The Gaithersburg Observatory was constructed by Edwin Smith, Chief of the Instrument Division of the U.S. Coast and Geodetic Survey (This agency, now the National Oceanic and Atmospheric Administration, operated the International Polar Motion Service observatories in the United States.) Between 1891 and 1892 Smith had been conducting measurements of the variation of latitude on a volunteer basis from his home in Rockville, Maryland, and made nearly 1800 individual measurements on 146 nights, until his regular work forced him to discontinue his observations. However, when the International Geodetic Association allocated funds for the purchase of land in Gaithersburg in 1898, Smith was entrusted with the construction of the Gaithersburg Observatory, which began operating on October 18, 1899.
The original six observatories around the world worked in close concert carrying out a program of star study selected by Dr. Kimura, the astronomer in charge of the Mizusawa station. Twelve groups of stars, each containing six pairs of stars, were selected. Two groups of stars were observed each night at each station in accordance with a schedule of dates, time, and duration prepared by Dr. Kimura. The irregular daily motion of the earth's axis was believed to be extremely small, but the extent could be determined by the precise measurements of the stars. The six stations worked documenting the data to support latitude variations until 1914. Economic constraints forced the closing of the Gaithersburg and Cincinnati stations in 1915. During World War I contact was lost with the Charjui station. When communication with the Russian observers was resumed, the association learned that star movement data had been recorded through 1919. After World War I the Soviets continued to participate in this program with the establishment of a new station in Kitab in Uzbekistan, USSR.

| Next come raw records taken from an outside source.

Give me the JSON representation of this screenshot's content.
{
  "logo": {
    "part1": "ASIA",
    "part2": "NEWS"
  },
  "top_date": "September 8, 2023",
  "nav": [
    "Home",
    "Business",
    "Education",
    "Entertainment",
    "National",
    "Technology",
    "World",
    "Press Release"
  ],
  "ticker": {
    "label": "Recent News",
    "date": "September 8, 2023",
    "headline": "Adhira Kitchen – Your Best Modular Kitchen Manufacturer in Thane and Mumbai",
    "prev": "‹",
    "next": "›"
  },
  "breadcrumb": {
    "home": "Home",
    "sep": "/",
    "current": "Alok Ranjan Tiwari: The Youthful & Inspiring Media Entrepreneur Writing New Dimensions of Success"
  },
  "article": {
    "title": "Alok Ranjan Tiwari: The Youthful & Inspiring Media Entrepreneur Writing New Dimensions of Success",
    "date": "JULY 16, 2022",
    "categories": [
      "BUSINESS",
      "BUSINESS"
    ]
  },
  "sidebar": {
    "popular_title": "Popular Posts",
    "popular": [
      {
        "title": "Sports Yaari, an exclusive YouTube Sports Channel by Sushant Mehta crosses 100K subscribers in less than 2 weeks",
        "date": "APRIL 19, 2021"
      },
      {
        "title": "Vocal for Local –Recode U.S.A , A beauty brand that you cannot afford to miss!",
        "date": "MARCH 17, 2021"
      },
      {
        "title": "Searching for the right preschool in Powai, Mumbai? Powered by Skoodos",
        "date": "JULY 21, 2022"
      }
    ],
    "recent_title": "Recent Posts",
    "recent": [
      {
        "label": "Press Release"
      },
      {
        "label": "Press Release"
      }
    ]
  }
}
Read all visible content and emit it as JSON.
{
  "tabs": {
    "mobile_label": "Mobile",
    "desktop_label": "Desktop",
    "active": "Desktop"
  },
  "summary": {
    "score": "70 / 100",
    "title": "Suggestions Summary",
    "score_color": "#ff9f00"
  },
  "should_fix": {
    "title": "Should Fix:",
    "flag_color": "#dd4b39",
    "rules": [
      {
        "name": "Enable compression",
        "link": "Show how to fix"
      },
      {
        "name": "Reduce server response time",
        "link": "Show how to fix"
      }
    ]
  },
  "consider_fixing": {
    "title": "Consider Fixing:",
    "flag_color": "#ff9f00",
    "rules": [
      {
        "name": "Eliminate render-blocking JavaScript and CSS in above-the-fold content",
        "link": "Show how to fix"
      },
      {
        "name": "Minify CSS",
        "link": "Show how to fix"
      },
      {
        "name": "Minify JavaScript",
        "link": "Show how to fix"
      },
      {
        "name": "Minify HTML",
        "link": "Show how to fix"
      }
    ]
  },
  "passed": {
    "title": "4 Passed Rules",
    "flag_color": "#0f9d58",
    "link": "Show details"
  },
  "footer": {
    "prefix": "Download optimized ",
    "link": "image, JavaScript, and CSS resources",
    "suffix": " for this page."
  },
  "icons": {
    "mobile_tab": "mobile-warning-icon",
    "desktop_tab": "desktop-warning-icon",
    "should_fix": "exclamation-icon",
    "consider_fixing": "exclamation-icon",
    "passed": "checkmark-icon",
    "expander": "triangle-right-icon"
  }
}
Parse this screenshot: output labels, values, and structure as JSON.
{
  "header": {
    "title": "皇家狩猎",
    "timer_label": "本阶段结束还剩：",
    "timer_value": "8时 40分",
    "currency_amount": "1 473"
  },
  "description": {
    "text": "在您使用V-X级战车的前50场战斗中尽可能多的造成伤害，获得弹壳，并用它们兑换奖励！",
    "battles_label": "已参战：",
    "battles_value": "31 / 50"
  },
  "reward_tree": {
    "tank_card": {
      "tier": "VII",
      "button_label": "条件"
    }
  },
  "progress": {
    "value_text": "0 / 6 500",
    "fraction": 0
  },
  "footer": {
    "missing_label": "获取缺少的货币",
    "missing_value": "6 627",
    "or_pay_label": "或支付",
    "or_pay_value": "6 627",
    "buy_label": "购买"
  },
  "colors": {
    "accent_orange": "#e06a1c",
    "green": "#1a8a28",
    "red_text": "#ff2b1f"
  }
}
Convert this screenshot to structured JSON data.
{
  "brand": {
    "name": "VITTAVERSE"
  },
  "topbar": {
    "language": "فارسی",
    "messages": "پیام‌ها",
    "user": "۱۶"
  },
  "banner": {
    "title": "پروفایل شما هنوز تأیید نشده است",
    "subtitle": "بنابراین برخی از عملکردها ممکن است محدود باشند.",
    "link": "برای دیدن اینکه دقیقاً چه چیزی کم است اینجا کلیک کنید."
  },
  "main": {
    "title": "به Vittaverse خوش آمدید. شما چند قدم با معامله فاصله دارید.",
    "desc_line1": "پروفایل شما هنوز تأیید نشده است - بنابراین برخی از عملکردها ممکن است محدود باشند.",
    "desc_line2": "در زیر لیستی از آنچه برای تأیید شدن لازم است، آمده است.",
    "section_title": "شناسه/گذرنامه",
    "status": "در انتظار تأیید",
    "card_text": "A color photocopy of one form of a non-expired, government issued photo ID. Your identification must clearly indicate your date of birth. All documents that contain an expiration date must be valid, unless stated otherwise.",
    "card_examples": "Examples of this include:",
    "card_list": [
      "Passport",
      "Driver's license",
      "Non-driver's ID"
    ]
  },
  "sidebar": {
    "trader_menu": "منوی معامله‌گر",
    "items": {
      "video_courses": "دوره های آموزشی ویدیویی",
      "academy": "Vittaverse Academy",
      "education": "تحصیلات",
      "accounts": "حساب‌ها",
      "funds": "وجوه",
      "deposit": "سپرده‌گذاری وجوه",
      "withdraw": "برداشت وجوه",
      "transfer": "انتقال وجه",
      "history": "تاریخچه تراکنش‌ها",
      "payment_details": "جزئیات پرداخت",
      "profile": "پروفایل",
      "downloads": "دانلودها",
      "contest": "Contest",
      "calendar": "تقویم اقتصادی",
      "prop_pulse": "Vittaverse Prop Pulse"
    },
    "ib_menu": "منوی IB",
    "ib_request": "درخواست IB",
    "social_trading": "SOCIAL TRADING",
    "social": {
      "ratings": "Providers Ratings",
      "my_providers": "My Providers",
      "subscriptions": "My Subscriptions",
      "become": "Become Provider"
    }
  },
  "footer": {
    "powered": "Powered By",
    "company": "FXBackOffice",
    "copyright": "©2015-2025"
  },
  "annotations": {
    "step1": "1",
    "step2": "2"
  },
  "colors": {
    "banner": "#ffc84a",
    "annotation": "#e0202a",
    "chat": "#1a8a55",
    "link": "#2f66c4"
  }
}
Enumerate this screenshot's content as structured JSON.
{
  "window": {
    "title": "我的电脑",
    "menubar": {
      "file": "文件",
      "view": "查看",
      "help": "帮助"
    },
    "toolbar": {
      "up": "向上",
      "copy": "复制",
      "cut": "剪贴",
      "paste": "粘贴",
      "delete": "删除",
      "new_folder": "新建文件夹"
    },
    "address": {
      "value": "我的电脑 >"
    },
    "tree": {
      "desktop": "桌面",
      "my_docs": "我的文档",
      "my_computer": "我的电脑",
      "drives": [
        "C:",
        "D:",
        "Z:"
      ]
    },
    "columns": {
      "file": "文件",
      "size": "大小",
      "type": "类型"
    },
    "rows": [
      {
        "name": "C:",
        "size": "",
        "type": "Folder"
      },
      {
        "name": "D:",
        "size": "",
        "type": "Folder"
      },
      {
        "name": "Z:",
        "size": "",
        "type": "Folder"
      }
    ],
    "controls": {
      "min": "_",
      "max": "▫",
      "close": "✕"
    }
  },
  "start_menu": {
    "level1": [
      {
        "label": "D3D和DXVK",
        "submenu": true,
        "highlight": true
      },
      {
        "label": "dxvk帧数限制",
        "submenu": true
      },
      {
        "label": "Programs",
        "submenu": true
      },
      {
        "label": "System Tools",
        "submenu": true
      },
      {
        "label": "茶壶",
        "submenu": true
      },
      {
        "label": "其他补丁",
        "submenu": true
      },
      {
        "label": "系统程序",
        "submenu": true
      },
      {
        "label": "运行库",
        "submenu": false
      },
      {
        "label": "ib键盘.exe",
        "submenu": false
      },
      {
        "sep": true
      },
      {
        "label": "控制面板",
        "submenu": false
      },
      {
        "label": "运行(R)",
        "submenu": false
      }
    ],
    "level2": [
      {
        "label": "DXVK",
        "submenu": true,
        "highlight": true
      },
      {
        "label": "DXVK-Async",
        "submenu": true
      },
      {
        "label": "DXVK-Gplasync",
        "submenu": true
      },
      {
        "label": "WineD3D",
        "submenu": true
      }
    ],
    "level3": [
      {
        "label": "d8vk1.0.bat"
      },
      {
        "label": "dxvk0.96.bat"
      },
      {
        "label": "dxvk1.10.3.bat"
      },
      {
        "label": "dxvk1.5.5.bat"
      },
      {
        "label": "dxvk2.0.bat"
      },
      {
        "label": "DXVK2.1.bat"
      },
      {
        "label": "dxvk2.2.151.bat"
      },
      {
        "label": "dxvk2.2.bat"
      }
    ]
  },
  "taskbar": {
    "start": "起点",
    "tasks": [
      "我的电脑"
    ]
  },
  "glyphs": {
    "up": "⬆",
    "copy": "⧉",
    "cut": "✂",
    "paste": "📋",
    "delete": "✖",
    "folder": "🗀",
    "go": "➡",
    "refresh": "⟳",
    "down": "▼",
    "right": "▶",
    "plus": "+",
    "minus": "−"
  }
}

While the Cincinnati station remained closed and was eventually dismantled, the Gaithersburg Latitude Observatory resumed operations in 1932. Upon reopening, it functioned continually in cooperation with its sister observatories through out the world until computerization rendered its use obsolete in 1982.
The scientific work conducted at the Gaithersburg Latitude Observatory illustrates the systematic approach sought by the International Geodetic Association to measure the degree of "wobble" occurring on the earth' s north-south axis. Although superseded by newer technologies using satellite observations the wealth of data returned from Gaithersburg and the other five observatories is used by scientists today to determine polar motion; the size, shape and physical properties of the earth; to predict climate and earthquakes; and to aid the space program through the precise navigational patterns of orbiting satellites.
The city of Gaithersburg designated the observatory as a local historic site in December 1983. In July 1985 the site was listed in the National Register of Historic Places. The observatory property was conveyed to the city of Gaithersburg in May 1987 by the federal government, with the proviso that it be preserved as a historic monument and used for the benefit of the public. At the present time the city of Gaithersburg plans to restore the latitude observatory and build a science education center, on the site of the caretaker's house, for the use of the school children of Gaithersburg.